- To decide how much income is required for running costs, including office buildings, vehicles and staff – which include the all-important game guards.
- To decide how to allocate benefits after costs.
Financial benefits can be broken into two broad components: cash pay-outs and community projects.
Economic and social benefits
Cash is often an attractive option to poor rural communities, especially in times of drought. The individual sum may only amount to a few hundred dollars, perhaps equivalent to the price of a goat, but cash can be very important. An example is Nyae Nyae Conservancy where the Ju/’hoan San people traditionally lived from hunter gathering and did not have a cash economy. The annual cash pay-out by the conservancy makes it possible for people to supplement their diet with mealie meal and to buy clothes for themselves and their children, enabling them to go to school.
Many well established conservancies with experience of benefit distribution are now electing to allocate returns to social projects, with strong encouragement from the MET.
- Grants to primary schools have improved school infrastructure.
- Bursaries to students have made it possible for conservancy residents to study in cities. Tourism is a popular subject, with the possibility of students working in joint-venture lodges in management positions.
- Diesel to run water pumps and repairs to windmills assist farmers.
Through payments for social benefits, conservancies are actively contributing to rural development. The strongest example of this has been in Zambezi Region, where several conservancies have paid for the installation of electricity transformers. With an electrical supply, businesses are starting to develop, including shops with refrigeration. Households have to pay for their own connection, but those that do can now cook with electricity in an area that has lost much of its firewood, and children can study at home in the evenings.
Meat from conservation hunting is a major benefit to conservancy members, which are often situated in areas where there are no shops, and people have little, if any income. By distributing meat, conservancies perform three vital functions:
- Poaching is socially unacceptable because meat is fairly distributed, and poaching for the pot is seen as stealing from neighbours.
- Protein is made available to poor rural residents, especially to the elderly and to children, through distribution to schools.
- Local governance is enhanced by making meat available to traditional authority and conservancy meetings.
Although economic benefits and the provision of meat are tangible benefits to poor rural communities, intangible benefits may have the greatest long-term impact. Conservancy formation and management has promoted an improved decision making capacity, and considerably improved gender balance, with strong female participation on conservancy management committees and a financial managers and chairpersons.

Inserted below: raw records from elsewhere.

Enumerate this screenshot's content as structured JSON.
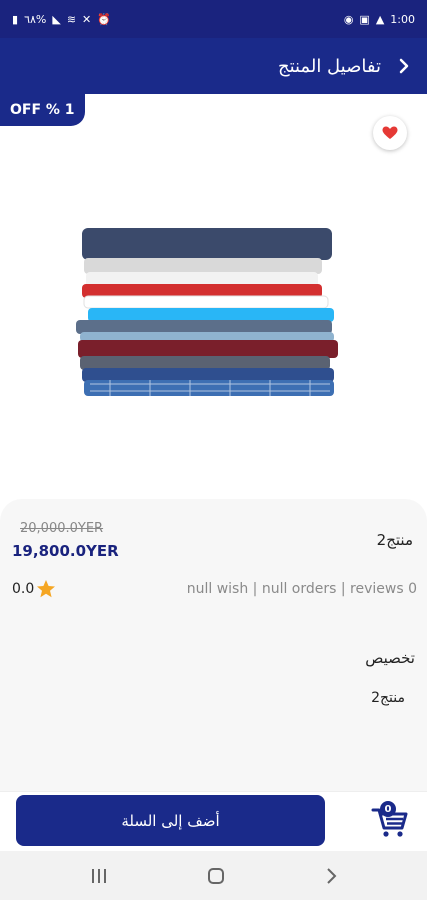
{
  "status_bar": {
    "left_text": "٦٨% ",
    "time": "1:00"
  },
  "header": {
    "title": "تفاصيل المنتج"
  },
  "discount_badge": "OFF % 1",
  "product": {
    "old_price": "20,000.0YER",
    "new_price": "19,800.0YER",
    "name": "منتج2",
    "rating": "0.0",
    "stats": "null wish | null orders | reviews 0",
    "section_title": "تخصيص",
    "description": "منتج2"
  },
  "actions": {
    "add_to_cart": "أضف إلى السلة",
    "cart_count": "0"
  },
  "colors": {
    "primary": "#1a2a8a",
    "star": "#f5a623",
    "heart": "#e53935"
  }
}
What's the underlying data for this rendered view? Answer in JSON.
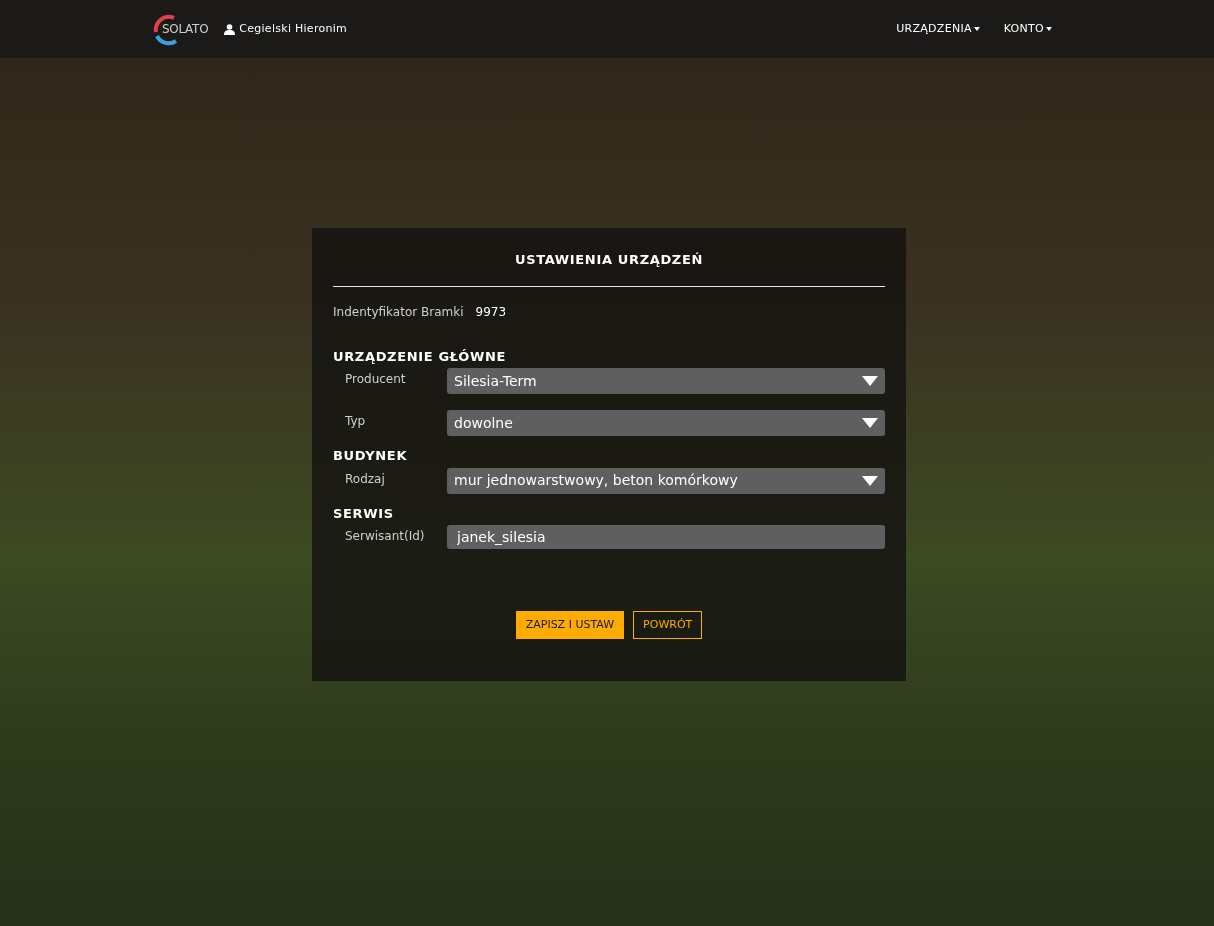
{
  "navbar": {
    "logo": "SOLATO",
    "user": "Cegielski Hieronim",
    "menus": [
      {
        "label": "URZĄDZENIA"
      },
      {
        "label": "KONTO"
      }
    ]
  },
  "panel": {
    "title": "USTAWIENIA URZĄDZEŃ",
    "gateway": {
      "label": "Indentyfikator Bramki",
      "value": "9973"
    },
    "sections": [
      {
        "title": "URZĄDZENIE GŁÓWNE",
        "fields": [
          {
            "kind": "select",
            "label": "Producent",
            "value": "Silesia-Term"
          },
          {
            "kind": "select",
            "label": "Typ",
            "value": "dowolne"
          }
        ]
      },
      {
        "title": "BUDYNEK",
        "fields": [
          {
            "kind": "select",
            "label": "Rodzaj",
            "value": "mur jednowarstwowy, beton komórkowy"
          }
        ]
      },
      {
        "title": "SERWIS",
        "fields": [
          {
            "kind": "text",
            "label": "Serwisant(Id)",
            "value": "janek_silesia"
          }
        ]
      }
    ],
    "buttons": [
      {
        "kind": "primary",
        "label": "ZAPISZ I USTAW"
      },
      {
        "kind": "outline",
        "label": "POWRÓT"
      }
    ]
  }
}
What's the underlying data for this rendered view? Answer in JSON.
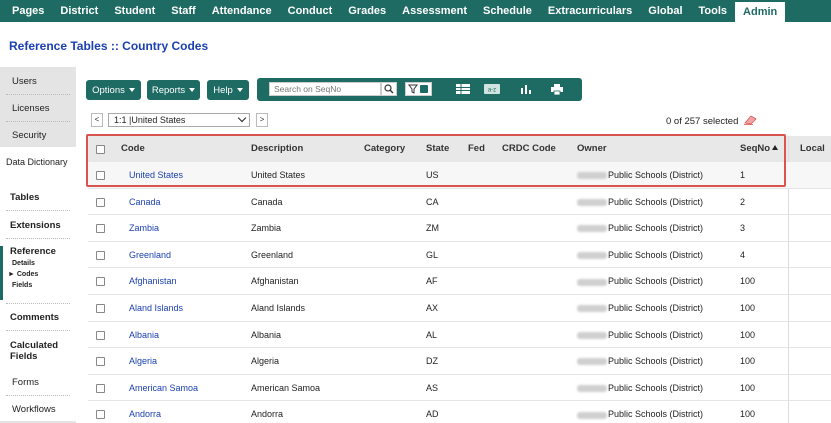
{
  "topnav": [
    "Pages",
    "District",
    "Student",
    "Staff",
    "Attendance",
    "Conduct",
    "Grades",
    "Assessment",
    "Schedule",
    "Extracurriculars",
    "Global",
    "Tools",
    "Admin"
  ],
  "page_title": "Reference Tables :: Country Codes",
  "sidebar": {
    "users": "Users",
    "licenses": "Licenses",
    "security": "Security",
    "data_dictionary": "Data Dictionary",
    "tables": "Tables",
    "extensions": "Extensions",
    "reference": "Reference",
    "reference_details": "Details",
    "reference_codes": "► Codes",
    "reference_fields": "Fields",
    "comments": "Comments",
    "calculated_fields": "Calculated Fields",
    "forms": "Forms",
    "workflows": "Workflows"
  },
  "toolbar": {
    "options": "Options",
    "reports": "Reports",
    "help": "Help",
    "search_placeholder": "Search on SeqNo"
  },
  "record_selector": {
    "prev": "<",
    "value": "1:1 |United States",
    "next": ">",
    "selected_count": "0 of 257 selected"
  },
  "table": {
    "columns": [
      "Code",
      "Description",
      "Category",
      "State",
      "Fed",
      "CRDC Code",
      "Owner",
      "SeqNo",
      "Local"
    ],
    "rows": [
      {
        "code": "United States",
        "description": "United States",
        "state": "US",
        "owner": "Public Schools (District)",
        "seqno": "1"
      },
      {
        "code": "Canada",
        "description": "Canada",
        "state": "CA",
        "owner": "Public Schools (District)",
        "seqno": "2"
      },
      {
        "code": "Zambia",
        "description": "Zambia",
        "state": "ZM",
        "owner": "Public Schools (District)",
        "seqno": "3"
      },
      {
        "code": "Greenland",
        "description": "Greenland",
        "state": "GL",
        "owner": "Public Schools (District)",
        "seqno": "4"
      },
      {
        "code": "Afghanistan",
        "description": "Afghanistan",
        "state": "AF",
        "owner": "Public Schools (District)",
        "seqno": "100"
      },
      {
        "code": "Aland Islands",
        "description": "Aland Islands",
        "state": "AX",
        "owner": "Public Schools (District)",
        "seqno": "100"
      },
      {
        "code": "Albania",
        "description": "Albania",
        "state": "AL",
        "owner": "Public Schools (District)",
        "seqno": "100"
      },
      {
        "code": "Algeria",
        "description": "Algeria",
        "state": "DZ",
        "owner": "Public Schools (District)",
        "seqno": "100"
      },
      {
        "code": "American Samoa",
        "description": "American Samoa",
        "state": "AS",
        "owner": "Public Schools (District)",
        "seqno": "100"
      },
      {
        "code": "Andorra",
        "description": "Andorra",
        "state": "AD",
        "owner": "Public Schools (District)",
        "seqno": "100"
      }
    ]
  },
  "colors": {
    "brand": "#1e6b63",
    "link": "#1a3fb0",
    "highlight": "#d9534f"
  }
}
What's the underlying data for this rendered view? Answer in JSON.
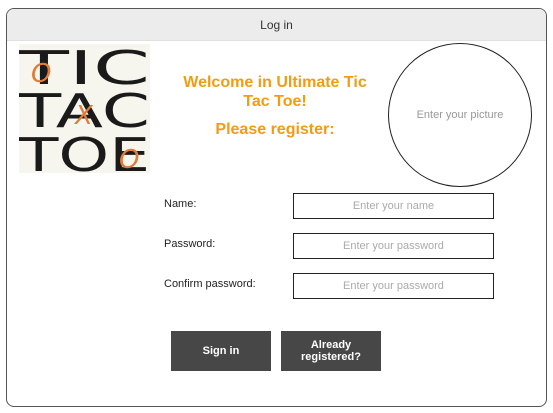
{
  "window": {
    "title": "Log in"
  },
  "logo": {
    "rows": [
      "TIC",
      "TAC",
      "TOE"
    ],
    "marks": [
      "O",
      "X",
      "O"
    ],
    "colors": {
      "text": "#1a1a1a",
      "accent": "#e07b39",
      "background": "#f6f6ee"
    }
  },
  "header": {
    "welcome": "Welcome in Ultimate Tic Tac Toe!",
    "prompt": "Please register:",
    "accent": "#f39c12"
  },
  "picture": {
    "placeholder": "Enter your picture"
  },
  "form": {
    "name_label": "Name:",
    "name_placeholder": "Enter your name",
    "name_value": "",
    "password_label": "Password:",
    "password_placeholder": "Enter your password",
    "password_value": "",
    "confirm_label": "Confirm password:",
    "confirm_placeholder": "Enter your password",
    "confirm_value": ""
  },
  "buttons": {
    "sign_in": "Sign in",
    "already_registered": "Already registered?",
    "color": "#474747"
  }
}
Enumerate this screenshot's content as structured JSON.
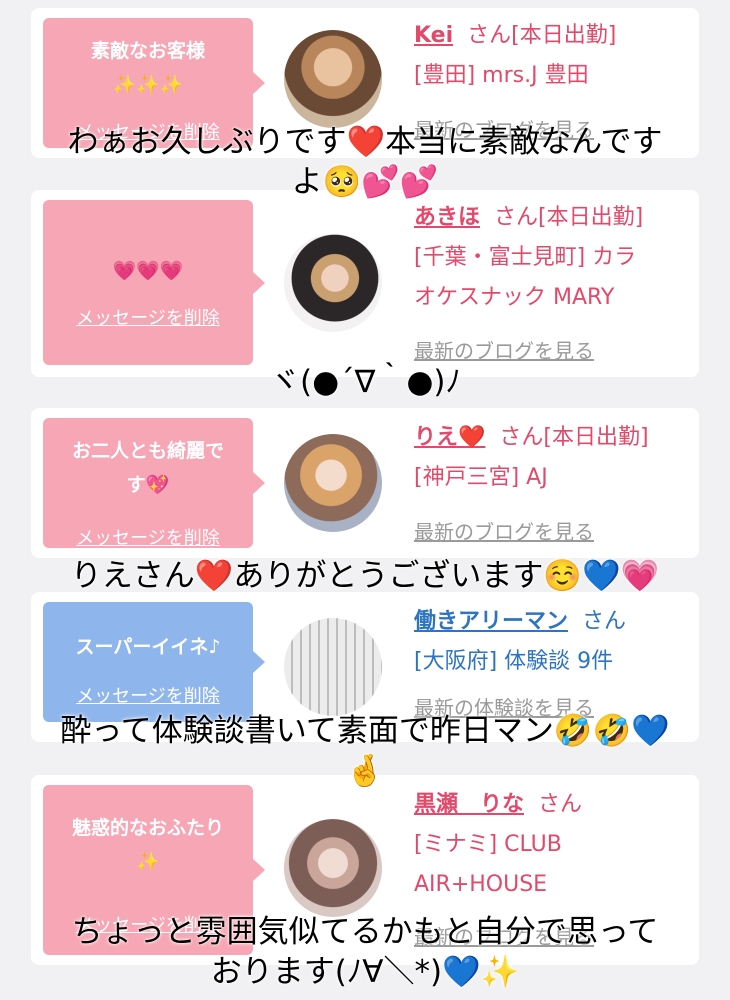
{
  "cards": [
    {
      "message": "素敵なお客様",
      "deco": "✨✨✨",
      "delete_label": "メッセージを削除",
      "name": "Kei",
      "san": "さん[本日出勤]",
      "sub_line1": "[豊田] mrs.J 豊田",
      "sub_line2": "",
      "link": "最新のブログを見る"
    },
    {
      "message": "",
      "deco": "💗💗💗",
      "delete_label": "メッセージを削除",
      "name": "あきほ",
      "san": "さん[本日出勤]",
      "sub_line1": "[千葉・富士見町] カラ",
      "sub_line2": "オケスナック MARY",
      "link": "最新のブログを見る"
    },
    {
      "message": "お二人とも綺麗で",
      "deco": "す💖",
      "delete_label": "メッセージを削除",
      "name": "りえ❤️",
      "san": "さん[本日出勤]",
      "sub_line1": "[神戸三宮] AJ",
      "sub_line2": "",
      "link": "最新のブログを見る"
    },
    {
      "message": "スーパーイイネ♪",
      "deco": "",
      "delete_label": "メッセージを削除",
      "name": "働きアリーマン",
      "san": "さん",
      "sub_line1": "[大阪府] 体験談 9件",
      "sub_line2": "",
      "link": "最新の体験談を見る"
    },
    {
      "message": "魅惑的なおふたり",
      "deco": "✨",
      "delete_label": "メッセージを削除",
      "name": "黒瀬　りな",
      "san": "さん",
      "sub_line1": "[ミナミ] CLUB",
      "sub_line2": "AIR+HOUSE",
      "link": "最新のブログを見る"
    }
  ],
  "captions": {
    "c1_line1": "わぁお久しぶりです❤️本当に素敵なんです",
    "c1_line2": "よ🥺💕💕",
    "c2_line1": "ヾ(●´∇｀●)ﾉ",
    "c3_line1": "りえさん❤️ありがとうございます☺️💙💗",
    "c4_line1": "酔って体験談書いて素面で昨日マン🤣🤣💙",
    "c4_line2": "🤞",
    "c5_line1": "ちょっと雰囲気似てるかもと自分で思って",
    "c5_line2": "おります(ﾉ∀＼*)💙✨"
  },
  "colors": {
    "pink_bubble": "#f6a6b4",
    "blue_bubble": "#8fb6ec",
    "pink_text": "#e2496a",
    "blue_text": "#2d74c1",
    "link_gray": "#9a9a9a"
  }
}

Although some conservancies have received bad press due to financial management, this should not detract from the fact the majority of the 86 communal conservancies' committees are trying their best in managing complex situations and are producing financial reports to the MET to the best of their ability.
It is important to note that rural communities on marginal or densely populated agricultural land, sometimes as a result of historical injustice, are most at risk from the effects of climate change, though increased drought resulting in desertification and episodic flooding and wash-off of topsoils. The opportunities provided by conservation agriculture and holistic rangeland management through support to conservancies should prevent the worst effects of climate change. However, the diversification from agriculture offered to communities through a wildlife-based economy, with the growth of employment, is an increasingly important adaption to climate change.